But Dr. Barbara Sampson resigned as chief physician examiner on Nov. 30 after two mass casualty situations disrupted the regular rhythms of her office, ending her 23-year-long career.
Three years after she was hired as a fellow in forensic pathology — working under Dr. Charles Hirsch, the chief medical examiner from 1989 to 2013 — New York was devastated by the Sept. 11 terror attacks. The city began the nation’s largest homicide investigation in its history and made a commitment to identify all 2,996 people who died at the World Trade Center.
Twenty years later, only 60 percent of the bodies have been found. The medical examiner’s office is using DNA technology to try to identify remains from ground zero — a time-consuming process that cemented long relationships with some of the families.
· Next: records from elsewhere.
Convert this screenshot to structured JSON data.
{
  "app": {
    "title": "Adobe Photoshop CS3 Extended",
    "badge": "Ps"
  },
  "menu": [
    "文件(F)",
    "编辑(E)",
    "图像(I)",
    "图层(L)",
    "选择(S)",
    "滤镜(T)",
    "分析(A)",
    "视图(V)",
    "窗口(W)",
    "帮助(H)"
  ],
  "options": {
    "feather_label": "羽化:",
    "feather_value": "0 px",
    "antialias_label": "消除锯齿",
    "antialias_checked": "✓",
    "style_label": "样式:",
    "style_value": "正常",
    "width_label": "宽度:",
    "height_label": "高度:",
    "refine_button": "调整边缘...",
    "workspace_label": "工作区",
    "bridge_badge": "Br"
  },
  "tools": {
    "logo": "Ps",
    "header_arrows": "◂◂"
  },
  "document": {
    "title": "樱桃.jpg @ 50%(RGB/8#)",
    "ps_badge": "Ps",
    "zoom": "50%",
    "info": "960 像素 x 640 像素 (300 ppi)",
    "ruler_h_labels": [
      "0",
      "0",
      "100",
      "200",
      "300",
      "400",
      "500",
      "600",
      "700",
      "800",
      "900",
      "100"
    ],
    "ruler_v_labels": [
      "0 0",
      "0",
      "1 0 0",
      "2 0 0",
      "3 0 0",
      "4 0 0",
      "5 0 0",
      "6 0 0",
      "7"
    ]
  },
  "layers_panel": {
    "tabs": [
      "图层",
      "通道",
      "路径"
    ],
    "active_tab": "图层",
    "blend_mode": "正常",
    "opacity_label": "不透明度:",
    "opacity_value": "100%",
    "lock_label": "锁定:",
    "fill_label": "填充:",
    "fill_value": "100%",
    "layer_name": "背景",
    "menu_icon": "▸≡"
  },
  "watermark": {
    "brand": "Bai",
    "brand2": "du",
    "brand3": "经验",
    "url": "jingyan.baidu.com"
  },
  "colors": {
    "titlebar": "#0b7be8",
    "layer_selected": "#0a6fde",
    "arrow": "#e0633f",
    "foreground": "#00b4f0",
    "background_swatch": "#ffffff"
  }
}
“I remember telling one couple that we had identified their son, and they just broke down in tears,” she said in an interview. “They were from Europe and they were already in their 70s, and they thought that they would never have that closure.”
She succeeded Hirsch when he retired, becoming the city’s first woman in the role. Six years later, the coronavirus was discovered. Covid-19 has claimed the lives of 35,000 city residents since March 2020. This includes more than 20,000 deaths within the first few weeks of the pandemic. Her office called it the most severe mass casualty in New York City history.
Sampson described the experience as being hit by a wave and not knowing when it would peak.
“We saw what was happening in Europe, and in Asia as well,” she recalled of the early months of 2020, “but most vivid in my mind are the pictures from Italy, where they were just overwhelmed so quickly. There were literally bodies on the streets. And our reaction, for my team here, was: ‘That cannot happen in New York.’ We have to use our expertise here to make sure this doesn’t happen.”
Source: NY Times